* _Exercise brief_: Using the entries that follow, state how many lines contain "shortcut", with no other words.

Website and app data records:
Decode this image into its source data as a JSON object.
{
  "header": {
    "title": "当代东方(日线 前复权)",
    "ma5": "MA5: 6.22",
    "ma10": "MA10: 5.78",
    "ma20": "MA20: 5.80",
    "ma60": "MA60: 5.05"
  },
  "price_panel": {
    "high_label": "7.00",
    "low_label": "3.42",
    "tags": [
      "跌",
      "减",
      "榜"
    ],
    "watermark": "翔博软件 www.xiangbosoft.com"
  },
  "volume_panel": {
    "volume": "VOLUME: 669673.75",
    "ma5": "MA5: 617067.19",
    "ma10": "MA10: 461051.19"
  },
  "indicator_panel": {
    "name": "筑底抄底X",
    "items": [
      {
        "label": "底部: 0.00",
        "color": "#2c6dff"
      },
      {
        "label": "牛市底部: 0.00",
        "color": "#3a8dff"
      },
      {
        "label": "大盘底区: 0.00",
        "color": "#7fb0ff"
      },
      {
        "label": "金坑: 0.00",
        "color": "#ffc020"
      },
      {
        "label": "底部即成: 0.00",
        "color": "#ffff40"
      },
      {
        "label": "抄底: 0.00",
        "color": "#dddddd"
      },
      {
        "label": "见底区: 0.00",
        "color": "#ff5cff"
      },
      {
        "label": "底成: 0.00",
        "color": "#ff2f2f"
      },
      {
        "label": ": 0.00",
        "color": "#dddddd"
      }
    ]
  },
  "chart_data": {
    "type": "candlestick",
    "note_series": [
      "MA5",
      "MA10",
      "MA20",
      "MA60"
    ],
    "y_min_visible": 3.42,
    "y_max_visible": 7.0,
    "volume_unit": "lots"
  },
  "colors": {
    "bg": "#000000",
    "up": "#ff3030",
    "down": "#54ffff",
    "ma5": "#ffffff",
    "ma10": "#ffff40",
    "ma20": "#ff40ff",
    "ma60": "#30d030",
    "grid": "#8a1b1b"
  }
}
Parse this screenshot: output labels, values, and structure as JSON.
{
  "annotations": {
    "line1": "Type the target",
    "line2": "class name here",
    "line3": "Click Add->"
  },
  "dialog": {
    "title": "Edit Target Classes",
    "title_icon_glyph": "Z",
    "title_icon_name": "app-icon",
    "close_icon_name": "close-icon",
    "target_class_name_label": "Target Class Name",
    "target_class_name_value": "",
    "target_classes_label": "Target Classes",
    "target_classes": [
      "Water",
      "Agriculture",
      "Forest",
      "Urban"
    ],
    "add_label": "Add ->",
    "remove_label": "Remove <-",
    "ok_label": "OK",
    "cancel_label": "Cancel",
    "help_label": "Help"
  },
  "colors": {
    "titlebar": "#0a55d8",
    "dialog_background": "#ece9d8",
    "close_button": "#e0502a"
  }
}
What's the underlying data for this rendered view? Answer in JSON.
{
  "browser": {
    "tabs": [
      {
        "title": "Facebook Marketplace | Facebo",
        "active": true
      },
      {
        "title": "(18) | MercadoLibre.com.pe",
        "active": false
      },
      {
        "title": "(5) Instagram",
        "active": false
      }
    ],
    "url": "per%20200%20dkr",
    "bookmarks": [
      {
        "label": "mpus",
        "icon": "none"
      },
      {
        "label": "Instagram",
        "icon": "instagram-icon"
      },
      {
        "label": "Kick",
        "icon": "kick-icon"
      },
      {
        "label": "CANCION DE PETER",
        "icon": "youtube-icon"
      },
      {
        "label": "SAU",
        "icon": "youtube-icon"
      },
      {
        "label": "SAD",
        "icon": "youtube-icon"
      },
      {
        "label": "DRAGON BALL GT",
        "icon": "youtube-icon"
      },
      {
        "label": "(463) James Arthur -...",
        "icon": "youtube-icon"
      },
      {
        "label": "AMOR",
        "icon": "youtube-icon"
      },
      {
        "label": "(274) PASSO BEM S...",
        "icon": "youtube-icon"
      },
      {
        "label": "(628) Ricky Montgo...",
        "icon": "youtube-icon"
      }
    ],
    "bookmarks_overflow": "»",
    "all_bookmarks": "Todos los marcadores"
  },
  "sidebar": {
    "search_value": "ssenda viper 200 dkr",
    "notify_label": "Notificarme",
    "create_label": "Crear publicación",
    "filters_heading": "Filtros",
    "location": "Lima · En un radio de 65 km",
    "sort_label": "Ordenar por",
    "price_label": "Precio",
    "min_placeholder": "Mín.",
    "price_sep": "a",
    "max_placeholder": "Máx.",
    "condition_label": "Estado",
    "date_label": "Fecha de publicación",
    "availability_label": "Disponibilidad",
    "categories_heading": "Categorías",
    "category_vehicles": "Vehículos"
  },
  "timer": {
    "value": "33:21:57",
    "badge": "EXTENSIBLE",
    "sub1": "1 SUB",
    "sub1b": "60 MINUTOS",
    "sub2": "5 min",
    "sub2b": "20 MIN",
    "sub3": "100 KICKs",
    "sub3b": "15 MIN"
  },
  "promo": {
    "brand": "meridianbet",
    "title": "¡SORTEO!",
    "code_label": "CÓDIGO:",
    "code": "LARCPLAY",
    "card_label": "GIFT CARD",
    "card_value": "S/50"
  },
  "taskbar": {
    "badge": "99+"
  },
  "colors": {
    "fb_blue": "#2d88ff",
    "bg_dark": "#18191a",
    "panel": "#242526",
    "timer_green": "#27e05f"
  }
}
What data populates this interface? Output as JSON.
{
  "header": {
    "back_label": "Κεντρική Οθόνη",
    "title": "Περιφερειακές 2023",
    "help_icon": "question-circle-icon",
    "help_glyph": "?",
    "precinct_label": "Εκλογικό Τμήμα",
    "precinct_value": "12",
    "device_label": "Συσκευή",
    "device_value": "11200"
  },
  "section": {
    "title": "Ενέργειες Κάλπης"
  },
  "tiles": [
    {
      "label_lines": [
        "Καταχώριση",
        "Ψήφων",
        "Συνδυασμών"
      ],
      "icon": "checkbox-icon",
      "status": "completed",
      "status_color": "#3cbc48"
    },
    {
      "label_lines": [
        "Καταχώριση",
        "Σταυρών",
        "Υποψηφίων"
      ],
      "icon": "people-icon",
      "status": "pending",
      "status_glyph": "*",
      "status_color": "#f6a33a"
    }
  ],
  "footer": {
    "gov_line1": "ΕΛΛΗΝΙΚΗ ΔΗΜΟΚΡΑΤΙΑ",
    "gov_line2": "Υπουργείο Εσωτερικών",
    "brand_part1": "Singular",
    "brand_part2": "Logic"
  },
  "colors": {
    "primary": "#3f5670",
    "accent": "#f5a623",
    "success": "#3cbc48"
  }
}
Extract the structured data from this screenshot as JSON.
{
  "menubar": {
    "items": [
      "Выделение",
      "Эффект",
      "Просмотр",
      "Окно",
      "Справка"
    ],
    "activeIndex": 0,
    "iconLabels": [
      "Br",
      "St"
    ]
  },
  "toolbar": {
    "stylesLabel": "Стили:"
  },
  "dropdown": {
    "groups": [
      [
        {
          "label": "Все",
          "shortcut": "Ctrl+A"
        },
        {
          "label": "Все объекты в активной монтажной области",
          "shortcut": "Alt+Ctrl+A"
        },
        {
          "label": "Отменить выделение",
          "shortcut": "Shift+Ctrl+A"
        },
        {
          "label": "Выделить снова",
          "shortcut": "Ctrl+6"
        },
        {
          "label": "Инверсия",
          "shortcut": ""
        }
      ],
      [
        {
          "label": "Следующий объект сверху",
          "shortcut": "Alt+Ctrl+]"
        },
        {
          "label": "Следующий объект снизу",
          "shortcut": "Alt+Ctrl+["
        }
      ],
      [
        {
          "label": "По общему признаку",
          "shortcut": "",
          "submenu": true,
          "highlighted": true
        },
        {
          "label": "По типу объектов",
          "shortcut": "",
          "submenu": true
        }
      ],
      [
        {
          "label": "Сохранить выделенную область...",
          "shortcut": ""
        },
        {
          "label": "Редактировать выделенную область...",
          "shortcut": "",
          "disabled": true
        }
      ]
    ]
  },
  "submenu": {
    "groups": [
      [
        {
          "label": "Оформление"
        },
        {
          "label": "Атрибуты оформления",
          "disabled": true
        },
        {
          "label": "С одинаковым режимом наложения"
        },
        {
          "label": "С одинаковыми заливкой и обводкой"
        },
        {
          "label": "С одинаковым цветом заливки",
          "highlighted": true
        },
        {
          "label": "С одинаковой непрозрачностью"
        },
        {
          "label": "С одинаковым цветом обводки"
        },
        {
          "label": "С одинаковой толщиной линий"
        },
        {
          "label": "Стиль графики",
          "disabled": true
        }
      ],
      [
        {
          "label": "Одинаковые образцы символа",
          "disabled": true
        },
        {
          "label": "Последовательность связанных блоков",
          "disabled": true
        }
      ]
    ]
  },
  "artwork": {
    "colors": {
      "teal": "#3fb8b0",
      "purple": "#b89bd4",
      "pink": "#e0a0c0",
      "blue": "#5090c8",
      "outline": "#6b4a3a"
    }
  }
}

* _Response to this exercise_: 11